If your child is interested in being a veterinarian, or an architect, you may be able to find someone you know who will allow your child to spend a few hours a week observing and helping in their office. Just ask around. You will be surprised how eager people will be to share their knowledge and accept a pair of extra hands in their office. My son has done internships with a state representative and also one for a radio station. Both were unpaid positions and they were both very valuable experiences for him. It is a great opportunity for your child to "try on" the job and see if they like it. Many kids may step into the office of a field they have been dreaming of only to find that it definitely isn't their cup of tea (or maybe it is!). This can save you and your child many headaches later on when they are deciding on a career. Can you imagine going through a few years of expensive college training and later finding out that they don't like the job after all? It has happened.

The fellow at the CT Department of Education mentioned to me some statistics about how many college students have no clue as to what they want to do, and their parents are upset because they are spending lots of money without a goal in mind. This is not to say people aren't allowed to change their mind, as to a career or field of study. However, if you are laying down thousands of tuition dollars, you at least should be at a college that will offer you the courses you need later on. Pursuing a pre-med degree is not going to be accomplished at a school for architecture. It is wise to think this through because many credits and time can be wasted transferring from one school to another once you decide what you want to do.

This is where the value of job shadowing and internship comes in. It gives your child a taste, early on, of what the job is going to be like on a day to day and very realistic basis. Don't forget something very important too. When your child does some volunteer work, job shadowing or an internship, make sure that they get some kind of letter of recommendation from the place of business. It can be addressed to "Whom I May Concern" and should outline what your child's duties, responsibilities and accomplishments were. It should be signed and dated and filed in a folder for you to use at a later date.
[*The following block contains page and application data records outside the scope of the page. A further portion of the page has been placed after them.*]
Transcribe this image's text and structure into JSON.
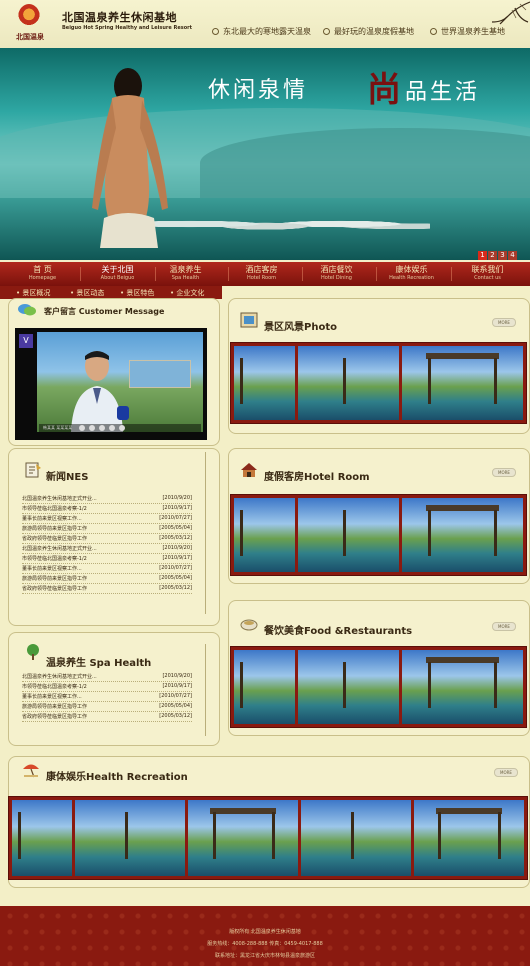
{
  "header": {
    "logo_text": "北国温泉",
    "title": "北国温泉养生休闲基地",
    "subtitle": "Beiguo Hot Spring Healthy and Leisure Resort",
    "slogans": [
      "东北最大的寒地露天温泉",
      "最好玩的温泉度假基地",
      "世界温泉养生基地"
    ]
  },
  "banner": {
    "text_left": "休闲泉情",
    "text_big": "尚",
    "text_right": "品生活",
    "pager": [
      "1",
      "2",
      "3",
      "4"
    ],
    "pager_active": "1"
  },
  "nav": {
    "items": [
      {
        "cn": "首 页",
        "en": "Homepage"
      },
      {
        "cn": "关于北国",
        "en": "About Beiguo"
      },
      {
        "cn": "温泉养生",
        "en": "Spa Health"
      },
      {
        "cn": "酒店客房",
        "en": "Hotel Room"
      },
      {
        "cn": "酒店餐饮",
        "en": "Hotel Dining"
      },
      {
        "cn": "康体娱乐",
        "en": "Health Recreation"
      },
      {
        "cn": "联系我们",
        "en": "Contact us"
      }
    ],
    "active_index": 1
  },
  "subnav": {
    "items": [
      "景区概况",
      "景区动态",
      "景区特色",
      "企业文化"
    ]
  },
  "panels": {
    "message": {
      "title": "客户留言 Customer Message"
    },
    "photo": {
      "title": "景区风景Photo",
      "more": "MORE"
    },
    "news": {
      "title": "新闻NES",
      "rows": [
        {
          "t": "北国温泉养生休闲基地正式开业...",
          "d": "[2010/9/20]"
        },
        {
          "t": "市领导莅临北国温泉考察-1/2",
          "d": "[2010/9/17]"
        },
        {
          "t": "董事长前来景区视察工作...",
          "d": "[2010/07/27]"
        },
        {
          "t": "旅游局领导前来景区指导工作",
          "d": "[2005/05/04]"
        },
        {
          "t": "省政府领导莅临景区指导工作",
          "d": "[2005/03/12]"
        },
        {
          "t": "北国温泉养生休闲基地正式开业...",
          "d": "[2010/9/20]"
        },
        {
          "t": "市领导莅临北国温泉考察-1/2",
          "d": "[2010/9/17]"
        },
        {
          "t": "董事长前来景区视察工作...",
          "d": "[2010/07/27]"
        },
        {
          "t": "旅游局领导前来景区指导工作",
          "d": "[2005/05/04]"
        },
        {
          "t": "省政府领导莅临景区指导工作",
          "d": "[2005/03/12]"
        }
      ]
    },
    "hotel": {
      "title": "度假客房Hotel Room",
      "more": "MORE"
    },
    "spa": {
      "title": "温泉养生 Spa Health",
      "rows": [
        {
          "t": "北国温泉养生休闲基地正式开业...",
          "d": "[2010/9/20]"
        },
        {
          "t": "市领导莅临北国温泉考察-1/2",
          "d": "[2010/9/17]"
        },
        {
          "t": "董事长前来景区视察工作...",
          "d": "[2010/07/27]"
        },
        {
          "t": "旅游局领导前来景区指导工作",
          "d": "[2005/05/04]"
        },
        {
          "t": "省政府领导莅临景区指导工作",
          "d": "[2005/03/12]"
        }
      ]
    },
    "food": {
      "title": "餐饮美食Food &Restaurants",
      "more": "MORE"
    },
    "recreation": {
      "title": "康体娱乐Health Recreation",
      "more": "MORE"
    }
  },
  "video": {
    "channel": "V",
    "caption": "韩某某 某某某某"
  },
  "footer": {
    "line1": "版权所有 北国温泉养生休闲基地",
    "line2": "服务热线：4008-288-888  传真：0459-4017-888",
    "line3": "联系地址：黑龙江省大庆市林甸县温泉旅游区"
  },
  "colors": {
    "page_bg": "#f3efc7",
    "nav_red": "#9a1f14",
    "nav_text": "#f5e6b6"
  }
}
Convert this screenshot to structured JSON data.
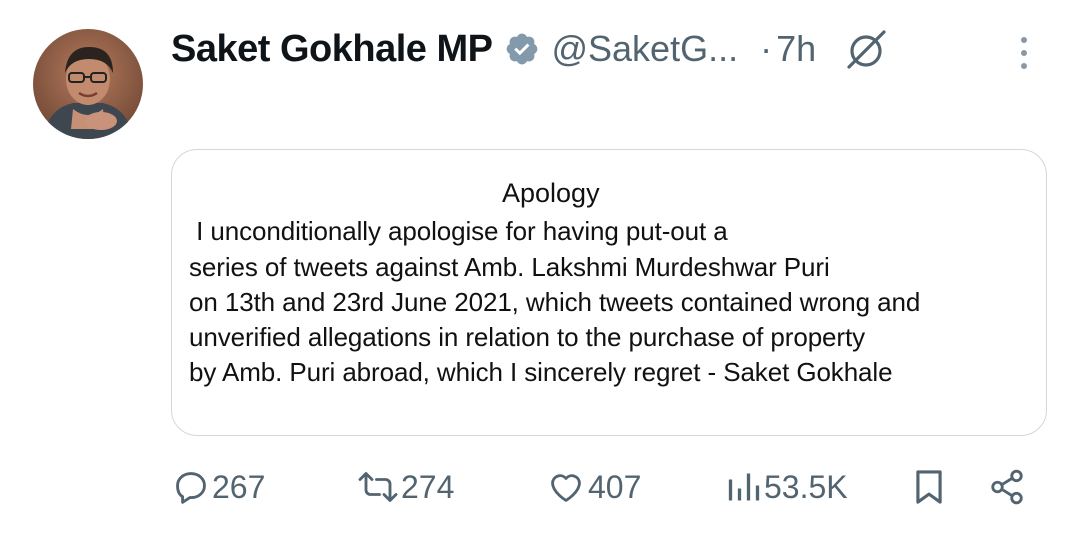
{
  "author": {
    "name": "Saket Gokhale MP",
    "handle": "@SaketG...",
    "separator": "·",
    "time": "7h",
    "verified_icon": "verified-badge-icon",
    "verified_color": "#829aab"
  },
  "card": {
    "title": "Apology",
    "lines": [
      " I unconditionally apologise for having put-out a",
      "series of tweets against Amb. Lakshmi Murdeshwar Puri",
      "on 13th and 23rd June 2021, which tweets contained wrong and",
      "unverified allegations in relation to the purchase of property",
      "by Amb. Puri abroad, which I sincerely regret - Saket Gokhale"
    ]
  },
  "actions": {
    "replies": "267",
    "retweets": "274",
    "likes": "407",
    "views": "53.5K"
  },
  "colors": {
    "text": "#0f1419",
    "muted": "#536471",
    "border": "#cfd9de"
  }
}
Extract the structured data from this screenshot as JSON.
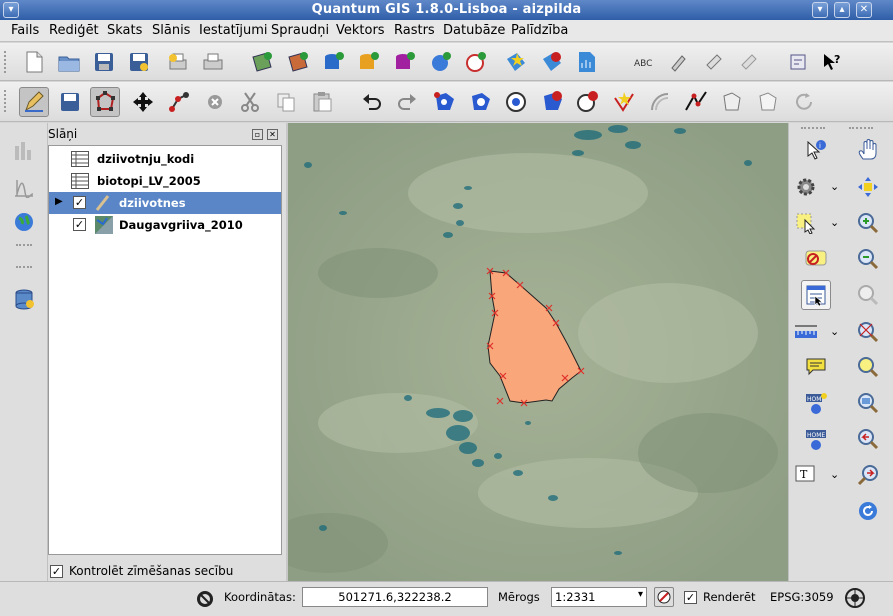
{
  "window": {
    "title": "Quantum GIS 1.8.0-Lisboa - aizpilda",
    "close_label": "✕"
  },
  "menu": [
    "Fails",
    "Rediģēt",
    "Skats",
    "Slānis",
    "Iestatījumi",
    "Spraudņi",
    "Vektors",
    "Rastrs",
    "Datubāze",
    "Palīdzība"
  ],
  "toolbar_file": [
    "new-project-icon",
    "open-project-icon",
    "save-project-icon",
    "save-as-icon",
    "print-composer-icon",
    "print-icon",
    "add-raster-icon",
    "add-raster-rgb-icon",
    "add-vector-icon",
    "add-postgis-icon",
    "add-spatialite-icon",
    "add-wms-icon",
    "add-wfs-icon",
    "add-delimited-icon",
    "remove-layer-icon",
    "new-shapefile-icon",
    "label-icon",
    "move-label-icon",
    "rotate-label-icon",
    "change-label-icon",
    "python-console-icon",
    "whats-this-icon"
  ],
  "toolbar_edit": [
    "toggle-edit-icon",
    "save-edits-icon",
    "node-tool-icon",
    "move-feature-icon",
    "add-part-icon",
    "delete-selected-icon",
    "cut-icon",
    "copy-icon",
    "paste-icon",
    "undo-icon",
    "redo-icon",
    "add-ring-icon",
    "add-part-polygon-icon",
    "fill-ring-icon",
    "delete-ring-icon",
    "delete-part-icon",
    "reshape-icon",
    "offset-curve-icon",
    "split-icon",
    "merge-icon",
    "merge-attributes-icon",
    "rotate-point-icon"
  ],
  "layers_panel": {
    "title": "Slāņi",
    "layers": [
      {
        "name": "dziivotnju_kodi",
        "type": "table",
        "checked": null,
        "selected": false
      },
      {
        "name": "biotopi_LV_2005",
        "type": "table",
        "checked": null,
        "selected": false
      },
      {
        "name": "dziivotnes",
        "type": "vector",
        "checked": true,
        "selected": true
      },
      {
        "name": "Daugavgriiva_2010",
        "type": "raster",
        "checked": true,
        "selected": false
      }
    ],
    "render_order_label": "Kontrolēt zīmēšanas secību",
    "render_order_checked": true
  },
  "status": {
    "coords_label": "Koordinātas:",
    "coords_value": "501271.6,322238.2",
    "scale_label": "Mērogs",
    "scale_value": "1:2331",
    "render_label": "Renderēt",
    "render_checked": true,
    "crs": "EPSG:3059"
  },
  "colors": {
    "polygon_fill": "#f8a67a",
    "vertex_marker": "#e0302a",
    "selection": "#5a86c8"
  }
}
Homeschooling clearly has some definite advantages. In this case it is a truly holistic approach to demonstrate that life and work and the skills to navigate through life are all intertwined and learning happens everywhere, not just in a brick building in 45 minute intervals accompanied by Pavlovian bells.

For my kids, the world is their classroom.